Sunday, July 8, 2012

Baishey Shravana (Mrinal Sen, 1960)

Baishey Shravana can be succinctly summarized by the following Japanese haiku:

The man was no villain.
The woman was all grace.
It was a cruel time.

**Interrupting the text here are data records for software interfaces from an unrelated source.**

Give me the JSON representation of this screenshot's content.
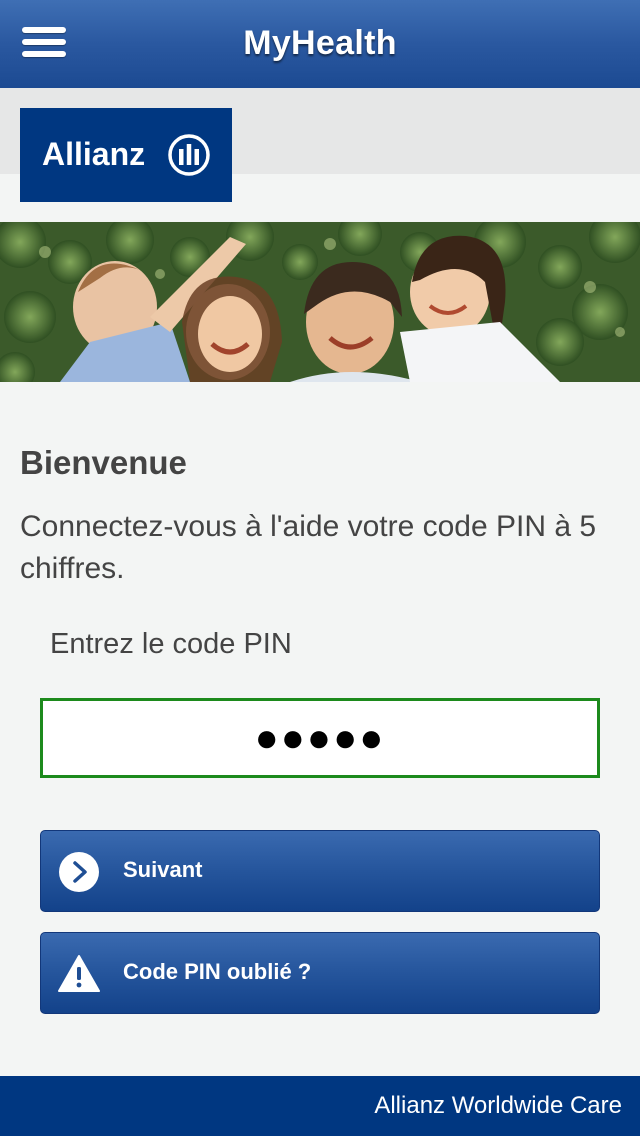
{
  "header": {
    "title": "MyHealth",
    "menu_icon": "hamburger-menu-icon"
  },
  "brand": {
    "logo_text": "Allianz",
    "logo_icon": "allianz-eagle-icon",
    "logo_color": "#003781"
  },
  "hero": {
    "image": "family-photo"
  },
  "login": {
    "heading": "Bienvenue",
    "intro": "Connectez-vous à l'aide votre code PIN à 5 chiffres.",
    "pin_label": "Entrez le code PIN",
    "pin_value": "●●●●●",
    "field_border_color": "#1c8a1c"
  },
  "buttons": {
    "next_label": "Suivant",
    "next_icon": "chevron-right-icon",
    "forgot_label": "Code PIN oublié ?",
    "forgot_icon": "warning-icon"
  },
  "footer": {
    "text": "Allianz Worldwide Care"
  },
  "colors": {
    "header_blue": "#2a58a0",
    "footer_blue": "#003781",
    "background": "#f3f5f4"
  }
}
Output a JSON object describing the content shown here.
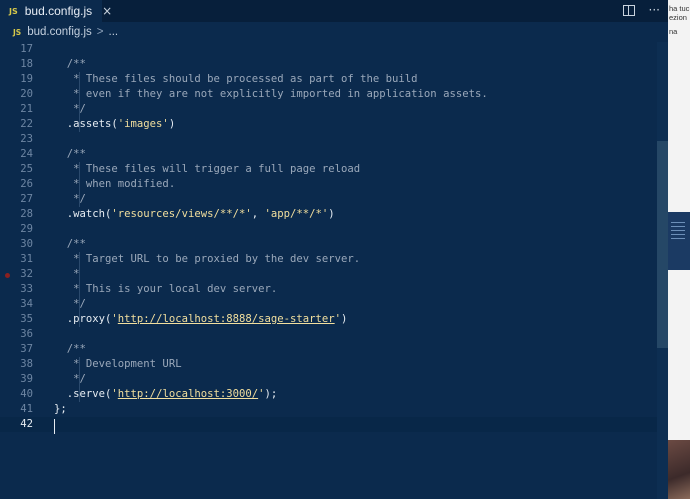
{
  "tab": {
    "icon": "JS",
    "filename": "bud.config.js",
    "close": "×"
  },
  "toolbar": {
    "more": "···"
  },
  "breadcrumb": {
    "icon": "JS",
    "file": "bud.config.js",
    "separator": ">",
    "rest": "..."
  },
  "editor": {
    "lines": [
      {
        "n": "17",
        "code": ""
      },
      {
        "n": "18",
        "code": "/**"
      },
      {
        "n": "19",
        "code": " * These files should be processed as part of the build"
      },
      {
        "n": "20",
        "code": " * even if they are not explicitly imported in application assets."
      },
      {
        "n": "21",
        "code": " */"
      },
      {
        "n": "22",
        "code": ".assets('images')"
      },
      {
        "n": "23",
        "code": ""
      },
      {
        "n": "24",
        "code": "/**"
      },
      {
        "n": "25",
        "code": " * These files will trigger a full page reload"
      },
      {
        "n": "26",
        "code": " * when modified."
      },
      {
        "n": "27",
        "code": " */"
      },
      {
        "n": "28",
        "code": ".watch('resources/views/**/*', 'app/**/*')"
      },
      {
        "n": "29",
        "code": ""
      },
      {
        "n": "30",
        "code": "/**"
      },
      {
        "n": "31",
        "code": " * Target URL to be proxied by the dev server."
      },
      {
        "n": "32",
        "code": " *"
      },
      {
        "n": "33",
        "code": " * This is your local dev server."
      },
      {
        "n": "34",
        "code": " */"
      },
      {
        "n": "35",
        "code": ".proxy('http://localhost:8888/sage-starter')"
      },
      {
        "n": "36",
        "code": ""
      },
      {
        "n": "37",
        "code": "/**"
      },
      {
        "n": "38",
        "code": " * Development URL"
      },
      {
        "n": "39",
        "code": " */"
      },
      {
        "n": "40",
        "code": ".serve('http://localhost:3000/');"
      },
      {
        "n": "41",
        "code": "};"
      },
      {
        "n": "42",
        "code": ""
      }
    ]
  },
  "strip": {
    "lines": [
      "ha tuc",
      "ezion",
      "na"
    ]
  },
  "colors": {
    "background": "#0b2a4d",
    "comment": "#9aa8ba",
    "string": "#f2df9e",
    "js_badge": "#d7c94a"
  }
}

Baishey Shravana  literally means the twenty-second day of the Bengali calendar month of Shravana.Baishey Shravana  in Sen's film merely happens to be the wedding day of an ill-fated couple, the man too old, the wife too young, the man almost uncouth to look at, the wife charming and aristocratic, both struggling to adjust with each other in their own way. Abject poverty in the face of a famine, and a desperate attempt to cling to their last glory lead to the wife's suicide on their wedding anniversary. In their life and death, Rabindranath Tagore, who was born on this date, was of no relevance. The film is based on poverty, famine, death, and a total erosion of human values. Nothing could have been more un-Tagorean!This is Mrinal Sen's cruellest film. We have seen anger, unrest, deprivation, and many other negative passions in his films, but in no other film are we faced with such oppressive, almost claustrophobic, atmosphere. In Baishey Shravana  there is no redemption, no compassion. The famine enters silently, and one must give credit to Sen that he never shows the famine physically. Just as he had established the war with the shot of a passing convoy and a flying aeroplane, he conveys the famine in the film by one long shot - villagers moving to the city in search of food. The important message of the film is that how poverty can rob a man of his last vestige of humanity, and bring him down to the level of a beast. Sen also took great care to ensure that the memory of Pather Panchali by Satyajit Ray should not eclipse his film. Ray's camera had painted on celluloid the absorbing beauty of Bengal's countryside; Sen chose to focus only on the faces of the villagers - no tree, no river, not even a flower diverted his attention. Baishey Shravana  went to London and Venice festivals and earned rave reviews. However, the cruelty and the sense of doom of the film were intolerable for the audience at home as they were not prepared for the turn of the horrific events by the director. In Baishey Shravana,  Sen was making a human document and he mostly succeeded in his pursuit. 


  1. Hello author, or to who it may concern,.. as it was written "Tagore,who was born on this date ".. in this writing, make yourfact truthfully correct.. it is Tagore's Death Day..Depicting the human condition and saga of civilization'... A completely mis-discernment..

  2. Tagore was born on 25 Baishakh and died on 22 Shravan. But it is also true that this movie has nothing to do with Tagore's death. The hero (Salesman) finally felt the need to get married and also wanted to see the smile on her mother's face who was desperate about her son getting married. The feeling of personal requirement and the responsibility to content the mother intersected and the old salesman married the young lady who was really adorable, charming and loving. The movie speaks about human relationship and how human relationship changes with time during difficult times. A man woman relationship might not always necessarily be a romantic relationship and Sen was never under the compulsion of thinking to make it a romantic movie, however we have seen few instances of romance that this ill-fated couple was blessed with though for a very short while until a jinxed phase take over them and gradually this takes them to a worst phase.The time was so cruel which forces human being to loose their humanity.